When we make something the primary focus of our thoughts, our brain goes to work to find the answers. What photography can teach us is to consciously set our objective, and to pay attention to when those answers do appear.
No matter how productive we are, we will always encounter roadblocks and obstacles. Those little problems that get in the way and sometimes prove deadly to our long-term goals.
By changing perspectives a whole new world is revealed to us. Through the lens of a camera a change in perspective can reveal the volume and distance of an object, or even a hidden subject that helps create an aesthetically pleasing composition.
Shooting a tree from above has completely different characteristics than shooting up the trunk from below. Though they are the same subject, the images tell a completely different story.
In business and in our personal lives it is essential to remain open to new options, new ways of thinking. This change in perspective can reveal itself in many ways – constructive feedback from others, or simply looking at your problem through the eyes of someone else that is completely detached from the outcome.
To think about it another way, a cube appears flat when you’re standing directly in front of one side. When you just take the time to step slightly to the right, a new dimension is exposed. It’s a whole new way of thinking.
We are faced with choices and obstacles each day in business and in life. How we deal with these roadblocks is what defines us both personally and professionally. Taking a picture can help to keep in mind the drastic impact that a simple change of perspective can make on our outcome.
Another exercise I like to recommend is any time you see something beautiful, interesting, or that just simply makes you feel good – take a picture of it. That beautiful sunset you see on your way home from work, pull off to the side of the road and just shoot it. You have the time.

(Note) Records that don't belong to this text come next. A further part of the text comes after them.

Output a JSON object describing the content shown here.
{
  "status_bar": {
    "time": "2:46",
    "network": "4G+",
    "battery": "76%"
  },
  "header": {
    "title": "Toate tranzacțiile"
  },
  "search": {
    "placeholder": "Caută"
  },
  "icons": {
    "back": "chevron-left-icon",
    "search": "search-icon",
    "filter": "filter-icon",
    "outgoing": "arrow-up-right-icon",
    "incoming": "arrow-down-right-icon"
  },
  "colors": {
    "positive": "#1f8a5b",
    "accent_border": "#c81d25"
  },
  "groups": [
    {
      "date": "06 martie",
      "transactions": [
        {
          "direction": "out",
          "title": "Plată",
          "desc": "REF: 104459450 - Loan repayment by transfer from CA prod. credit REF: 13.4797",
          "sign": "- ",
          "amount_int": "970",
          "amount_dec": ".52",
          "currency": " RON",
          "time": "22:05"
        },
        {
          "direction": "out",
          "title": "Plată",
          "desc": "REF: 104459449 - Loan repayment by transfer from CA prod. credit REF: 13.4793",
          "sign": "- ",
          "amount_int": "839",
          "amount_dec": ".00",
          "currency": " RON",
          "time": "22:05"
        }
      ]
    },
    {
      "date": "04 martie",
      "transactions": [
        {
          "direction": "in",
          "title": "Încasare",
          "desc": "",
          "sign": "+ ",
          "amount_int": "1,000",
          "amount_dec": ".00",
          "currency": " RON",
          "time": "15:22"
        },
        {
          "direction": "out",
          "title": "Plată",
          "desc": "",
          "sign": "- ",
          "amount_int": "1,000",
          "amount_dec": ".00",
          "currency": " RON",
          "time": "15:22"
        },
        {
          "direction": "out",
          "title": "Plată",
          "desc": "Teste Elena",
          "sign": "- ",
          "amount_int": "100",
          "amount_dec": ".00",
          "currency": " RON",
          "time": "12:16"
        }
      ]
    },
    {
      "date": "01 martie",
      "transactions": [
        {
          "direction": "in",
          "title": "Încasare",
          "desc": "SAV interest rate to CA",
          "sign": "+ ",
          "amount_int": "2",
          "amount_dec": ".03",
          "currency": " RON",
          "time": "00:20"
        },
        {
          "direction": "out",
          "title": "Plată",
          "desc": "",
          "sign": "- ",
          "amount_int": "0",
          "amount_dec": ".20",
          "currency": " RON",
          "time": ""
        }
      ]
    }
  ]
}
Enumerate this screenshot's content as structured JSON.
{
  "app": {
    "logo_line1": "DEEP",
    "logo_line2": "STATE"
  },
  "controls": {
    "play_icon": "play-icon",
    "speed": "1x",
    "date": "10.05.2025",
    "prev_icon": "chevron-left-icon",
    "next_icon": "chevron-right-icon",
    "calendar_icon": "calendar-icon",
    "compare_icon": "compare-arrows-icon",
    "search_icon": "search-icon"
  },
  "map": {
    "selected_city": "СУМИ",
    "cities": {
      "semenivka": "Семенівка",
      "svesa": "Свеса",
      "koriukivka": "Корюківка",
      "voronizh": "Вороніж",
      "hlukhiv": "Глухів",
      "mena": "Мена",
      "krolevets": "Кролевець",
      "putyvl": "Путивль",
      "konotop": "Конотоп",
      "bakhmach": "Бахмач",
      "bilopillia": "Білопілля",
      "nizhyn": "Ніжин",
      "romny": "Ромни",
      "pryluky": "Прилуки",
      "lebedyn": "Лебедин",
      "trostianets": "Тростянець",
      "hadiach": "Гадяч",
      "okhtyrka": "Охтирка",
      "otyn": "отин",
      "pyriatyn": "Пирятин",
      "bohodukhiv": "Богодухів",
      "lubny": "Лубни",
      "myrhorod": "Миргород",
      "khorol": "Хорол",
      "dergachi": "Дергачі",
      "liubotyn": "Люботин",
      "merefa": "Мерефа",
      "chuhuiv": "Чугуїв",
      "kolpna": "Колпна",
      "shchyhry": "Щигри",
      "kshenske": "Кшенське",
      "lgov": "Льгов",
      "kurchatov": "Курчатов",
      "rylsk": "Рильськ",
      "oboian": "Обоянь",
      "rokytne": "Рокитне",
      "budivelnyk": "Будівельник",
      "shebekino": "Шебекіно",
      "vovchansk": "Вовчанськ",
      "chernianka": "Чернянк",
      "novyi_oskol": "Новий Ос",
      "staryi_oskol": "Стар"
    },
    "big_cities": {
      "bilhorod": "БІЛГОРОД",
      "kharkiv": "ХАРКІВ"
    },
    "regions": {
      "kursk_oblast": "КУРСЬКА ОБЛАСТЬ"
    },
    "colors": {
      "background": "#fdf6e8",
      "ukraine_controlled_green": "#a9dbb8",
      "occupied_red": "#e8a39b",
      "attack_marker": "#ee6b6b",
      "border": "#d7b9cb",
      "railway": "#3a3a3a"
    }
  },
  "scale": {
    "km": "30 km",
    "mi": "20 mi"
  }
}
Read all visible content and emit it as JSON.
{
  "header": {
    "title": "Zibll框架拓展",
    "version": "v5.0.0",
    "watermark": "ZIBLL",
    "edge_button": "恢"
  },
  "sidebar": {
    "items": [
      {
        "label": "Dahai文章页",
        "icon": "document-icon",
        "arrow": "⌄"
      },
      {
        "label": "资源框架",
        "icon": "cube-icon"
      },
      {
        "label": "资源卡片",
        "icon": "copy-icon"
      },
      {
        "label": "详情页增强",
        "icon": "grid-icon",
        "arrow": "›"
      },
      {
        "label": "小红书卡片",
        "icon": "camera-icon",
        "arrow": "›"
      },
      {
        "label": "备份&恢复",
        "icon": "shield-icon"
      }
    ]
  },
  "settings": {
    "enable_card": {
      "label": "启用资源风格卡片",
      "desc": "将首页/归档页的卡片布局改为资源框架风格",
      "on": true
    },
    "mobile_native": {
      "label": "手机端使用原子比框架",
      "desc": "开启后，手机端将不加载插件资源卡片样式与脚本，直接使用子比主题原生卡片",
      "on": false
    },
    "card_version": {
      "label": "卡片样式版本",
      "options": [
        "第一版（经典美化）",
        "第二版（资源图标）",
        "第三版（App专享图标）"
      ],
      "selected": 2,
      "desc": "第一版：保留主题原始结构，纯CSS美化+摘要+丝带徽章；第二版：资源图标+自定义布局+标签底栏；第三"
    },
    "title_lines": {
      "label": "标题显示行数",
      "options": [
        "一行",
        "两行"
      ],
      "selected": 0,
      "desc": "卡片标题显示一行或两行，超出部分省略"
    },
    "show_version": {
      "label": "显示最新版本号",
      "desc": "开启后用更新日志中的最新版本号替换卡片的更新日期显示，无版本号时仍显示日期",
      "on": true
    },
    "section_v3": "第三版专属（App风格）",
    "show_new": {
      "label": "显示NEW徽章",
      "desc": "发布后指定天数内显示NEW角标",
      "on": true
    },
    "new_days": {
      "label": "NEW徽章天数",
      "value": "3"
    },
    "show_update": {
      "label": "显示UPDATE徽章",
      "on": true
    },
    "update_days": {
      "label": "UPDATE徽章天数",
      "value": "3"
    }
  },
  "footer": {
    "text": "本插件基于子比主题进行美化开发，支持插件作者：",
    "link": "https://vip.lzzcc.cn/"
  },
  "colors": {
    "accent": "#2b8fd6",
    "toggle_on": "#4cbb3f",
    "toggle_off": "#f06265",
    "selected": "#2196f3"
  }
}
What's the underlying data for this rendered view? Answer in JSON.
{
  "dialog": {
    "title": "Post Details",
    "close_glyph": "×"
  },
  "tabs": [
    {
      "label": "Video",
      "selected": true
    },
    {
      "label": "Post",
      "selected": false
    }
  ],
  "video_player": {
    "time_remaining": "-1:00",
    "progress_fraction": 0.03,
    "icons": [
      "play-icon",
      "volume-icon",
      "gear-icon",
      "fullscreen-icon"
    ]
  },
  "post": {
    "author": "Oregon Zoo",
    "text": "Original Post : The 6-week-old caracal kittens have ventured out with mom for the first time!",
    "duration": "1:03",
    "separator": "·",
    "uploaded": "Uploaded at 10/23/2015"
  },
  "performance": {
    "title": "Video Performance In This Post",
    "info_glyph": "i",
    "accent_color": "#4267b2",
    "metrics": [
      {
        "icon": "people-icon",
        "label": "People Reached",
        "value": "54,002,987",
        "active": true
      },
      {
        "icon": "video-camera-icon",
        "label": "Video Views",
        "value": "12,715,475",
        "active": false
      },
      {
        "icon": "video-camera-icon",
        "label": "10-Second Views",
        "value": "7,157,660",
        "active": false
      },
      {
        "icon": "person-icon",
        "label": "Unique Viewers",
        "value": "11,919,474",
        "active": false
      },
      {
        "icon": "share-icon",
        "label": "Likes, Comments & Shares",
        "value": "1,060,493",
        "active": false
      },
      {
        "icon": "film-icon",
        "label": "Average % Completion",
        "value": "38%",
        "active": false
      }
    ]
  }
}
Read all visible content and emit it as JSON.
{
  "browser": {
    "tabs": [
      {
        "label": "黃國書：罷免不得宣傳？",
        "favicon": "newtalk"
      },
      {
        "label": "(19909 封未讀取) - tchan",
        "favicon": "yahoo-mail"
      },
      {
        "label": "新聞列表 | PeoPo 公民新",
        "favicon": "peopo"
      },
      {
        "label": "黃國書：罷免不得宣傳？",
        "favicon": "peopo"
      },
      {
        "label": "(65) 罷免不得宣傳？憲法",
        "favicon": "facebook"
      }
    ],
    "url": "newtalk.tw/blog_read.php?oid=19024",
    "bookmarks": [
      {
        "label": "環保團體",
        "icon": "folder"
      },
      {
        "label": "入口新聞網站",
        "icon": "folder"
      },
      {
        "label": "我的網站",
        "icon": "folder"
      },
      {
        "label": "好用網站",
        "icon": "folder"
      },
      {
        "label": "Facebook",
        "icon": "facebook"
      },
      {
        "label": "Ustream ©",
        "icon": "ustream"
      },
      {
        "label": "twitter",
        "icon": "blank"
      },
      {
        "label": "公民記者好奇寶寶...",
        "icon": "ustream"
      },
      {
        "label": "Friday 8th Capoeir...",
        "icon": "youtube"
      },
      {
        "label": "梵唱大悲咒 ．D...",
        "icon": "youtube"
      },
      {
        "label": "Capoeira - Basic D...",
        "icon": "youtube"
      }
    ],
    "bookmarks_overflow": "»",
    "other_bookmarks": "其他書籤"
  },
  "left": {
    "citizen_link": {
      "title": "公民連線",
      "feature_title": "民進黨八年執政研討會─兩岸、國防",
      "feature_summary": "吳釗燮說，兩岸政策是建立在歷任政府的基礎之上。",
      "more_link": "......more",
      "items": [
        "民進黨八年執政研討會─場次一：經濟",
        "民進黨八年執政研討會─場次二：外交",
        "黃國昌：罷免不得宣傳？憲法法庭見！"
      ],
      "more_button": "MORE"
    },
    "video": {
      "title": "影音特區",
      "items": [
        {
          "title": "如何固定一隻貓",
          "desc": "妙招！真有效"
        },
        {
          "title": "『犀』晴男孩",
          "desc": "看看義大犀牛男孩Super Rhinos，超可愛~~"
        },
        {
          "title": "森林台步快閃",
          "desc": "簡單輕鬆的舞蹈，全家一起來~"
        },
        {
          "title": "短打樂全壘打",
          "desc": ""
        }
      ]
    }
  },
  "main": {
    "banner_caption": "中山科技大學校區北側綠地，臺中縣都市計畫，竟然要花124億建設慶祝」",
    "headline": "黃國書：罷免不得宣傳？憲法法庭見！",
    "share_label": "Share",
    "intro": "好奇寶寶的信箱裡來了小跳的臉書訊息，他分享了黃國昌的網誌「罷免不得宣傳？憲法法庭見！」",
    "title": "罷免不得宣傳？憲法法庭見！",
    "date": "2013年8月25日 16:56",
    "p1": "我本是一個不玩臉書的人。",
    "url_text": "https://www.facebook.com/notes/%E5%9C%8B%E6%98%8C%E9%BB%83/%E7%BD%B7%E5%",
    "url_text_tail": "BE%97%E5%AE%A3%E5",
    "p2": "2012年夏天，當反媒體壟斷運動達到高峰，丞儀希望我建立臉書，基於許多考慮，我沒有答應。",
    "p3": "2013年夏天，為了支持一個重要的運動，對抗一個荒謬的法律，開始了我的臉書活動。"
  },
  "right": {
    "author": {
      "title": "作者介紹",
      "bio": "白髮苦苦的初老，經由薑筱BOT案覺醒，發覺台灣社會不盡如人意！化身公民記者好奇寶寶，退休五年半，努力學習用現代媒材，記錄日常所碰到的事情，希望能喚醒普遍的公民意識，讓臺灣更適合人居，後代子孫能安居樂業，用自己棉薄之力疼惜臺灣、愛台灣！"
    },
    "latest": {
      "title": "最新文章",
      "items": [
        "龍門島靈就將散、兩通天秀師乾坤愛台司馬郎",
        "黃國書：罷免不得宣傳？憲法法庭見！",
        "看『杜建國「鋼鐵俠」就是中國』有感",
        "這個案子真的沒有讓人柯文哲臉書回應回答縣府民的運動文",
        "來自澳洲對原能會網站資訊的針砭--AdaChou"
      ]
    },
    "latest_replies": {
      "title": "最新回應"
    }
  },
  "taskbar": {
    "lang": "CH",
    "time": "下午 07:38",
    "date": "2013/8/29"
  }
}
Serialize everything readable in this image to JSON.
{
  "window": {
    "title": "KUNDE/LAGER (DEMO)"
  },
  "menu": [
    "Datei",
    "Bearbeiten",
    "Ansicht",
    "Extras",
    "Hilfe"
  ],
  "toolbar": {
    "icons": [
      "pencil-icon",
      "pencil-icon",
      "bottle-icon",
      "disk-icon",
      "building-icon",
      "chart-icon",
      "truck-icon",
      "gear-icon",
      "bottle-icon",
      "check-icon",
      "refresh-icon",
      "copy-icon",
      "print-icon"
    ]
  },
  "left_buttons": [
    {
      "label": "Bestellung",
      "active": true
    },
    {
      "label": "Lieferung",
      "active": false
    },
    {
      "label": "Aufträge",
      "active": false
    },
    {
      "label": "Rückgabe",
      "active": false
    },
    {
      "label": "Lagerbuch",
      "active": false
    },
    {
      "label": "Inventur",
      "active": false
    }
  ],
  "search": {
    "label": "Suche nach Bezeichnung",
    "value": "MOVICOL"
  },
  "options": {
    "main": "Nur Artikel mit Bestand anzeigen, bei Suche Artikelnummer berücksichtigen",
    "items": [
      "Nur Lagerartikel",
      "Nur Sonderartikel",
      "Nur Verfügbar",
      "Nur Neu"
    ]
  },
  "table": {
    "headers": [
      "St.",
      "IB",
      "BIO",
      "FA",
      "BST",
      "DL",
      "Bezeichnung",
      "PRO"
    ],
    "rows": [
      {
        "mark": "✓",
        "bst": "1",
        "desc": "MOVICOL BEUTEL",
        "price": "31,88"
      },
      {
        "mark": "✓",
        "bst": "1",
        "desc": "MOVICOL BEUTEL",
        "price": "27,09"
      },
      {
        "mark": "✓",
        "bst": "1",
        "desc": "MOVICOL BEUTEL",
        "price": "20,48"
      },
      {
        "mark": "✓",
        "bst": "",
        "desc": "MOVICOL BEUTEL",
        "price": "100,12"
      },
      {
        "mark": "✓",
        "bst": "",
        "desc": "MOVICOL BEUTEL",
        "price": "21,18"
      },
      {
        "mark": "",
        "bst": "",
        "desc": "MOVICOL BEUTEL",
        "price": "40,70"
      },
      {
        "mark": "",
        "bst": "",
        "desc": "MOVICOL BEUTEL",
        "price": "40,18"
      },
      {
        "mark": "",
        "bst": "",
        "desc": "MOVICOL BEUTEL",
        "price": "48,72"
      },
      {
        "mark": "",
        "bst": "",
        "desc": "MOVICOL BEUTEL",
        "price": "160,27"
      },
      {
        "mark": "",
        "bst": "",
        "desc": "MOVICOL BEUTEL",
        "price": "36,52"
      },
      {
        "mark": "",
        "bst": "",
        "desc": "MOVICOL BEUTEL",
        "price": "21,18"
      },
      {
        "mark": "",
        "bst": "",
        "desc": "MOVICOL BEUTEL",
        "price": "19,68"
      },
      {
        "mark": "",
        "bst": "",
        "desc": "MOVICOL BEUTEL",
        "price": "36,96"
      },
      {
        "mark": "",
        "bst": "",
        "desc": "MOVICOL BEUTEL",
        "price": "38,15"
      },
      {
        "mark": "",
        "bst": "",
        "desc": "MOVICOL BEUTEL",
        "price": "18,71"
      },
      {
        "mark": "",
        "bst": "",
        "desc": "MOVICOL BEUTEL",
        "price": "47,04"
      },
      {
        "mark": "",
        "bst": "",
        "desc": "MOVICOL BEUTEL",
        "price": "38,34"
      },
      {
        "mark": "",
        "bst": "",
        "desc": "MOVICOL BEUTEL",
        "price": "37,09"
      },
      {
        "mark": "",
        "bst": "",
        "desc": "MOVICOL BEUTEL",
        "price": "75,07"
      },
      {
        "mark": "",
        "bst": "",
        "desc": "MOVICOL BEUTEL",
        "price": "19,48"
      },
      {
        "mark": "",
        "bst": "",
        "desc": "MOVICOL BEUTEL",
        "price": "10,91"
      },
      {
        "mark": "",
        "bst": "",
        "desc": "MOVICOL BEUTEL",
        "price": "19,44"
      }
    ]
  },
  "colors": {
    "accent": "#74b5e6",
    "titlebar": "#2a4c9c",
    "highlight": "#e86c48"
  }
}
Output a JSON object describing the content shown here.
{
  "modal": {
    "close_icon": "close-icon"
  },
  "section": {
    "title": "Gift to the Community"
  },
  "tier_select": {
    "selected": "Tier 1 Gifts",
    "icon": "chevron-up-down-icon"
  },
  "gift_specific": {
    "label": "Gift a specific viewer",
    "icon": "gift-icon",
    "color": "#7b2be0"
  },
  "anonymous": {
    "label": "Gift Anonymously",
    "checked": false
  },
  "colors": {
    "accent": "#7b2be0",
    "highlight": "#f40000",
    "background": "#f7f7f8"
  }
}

This act makes us more conscious of the beauty that we are surrounded by on a daily basis. It also works at making us more conscious of our own emotions – of knowing when we are feeling good, or what makes us feel good. The more that we can identify with that feeling, the more we will notice it and attract it into our lives.
Photography is a way to intentionally notice these things. It is of course possible to tell ourselves to just be aware of these metaphorical representations in our everyday lives – but for some of us, an extra effort is necessary to truly lock in the significance and commit it to our subconscious.
I continue to shoot because it reminds me to connect with the world around me. It reminds me of how beautiful life is, and of how much control I have over the things in my life that I take notice of. The one true thing that we can control in our lives is our thoughts, and when we pull out our camera to capture something, we are choosing what to focus on in that moment. We are conscious, we are alive.
There are many more examples of photography being a vehicle for success and of well-being – more than I have space to dive into in just one article. There are also many approaches to achieving the state of mind I have mentioned above that have nothing to do with a camera.
The value that I see in using photography to sharpen our mental awareness is that taking a picture is a physical action that forces you to be conscious of what you are doing, it is widely available, very easy to use, and finally – it comes with the gratification of creating something beautiful – and there is nothing more rewarding than making the world just a little more beautiful.
Photos via The Scene Magic
Profile Photo via Emily Griffith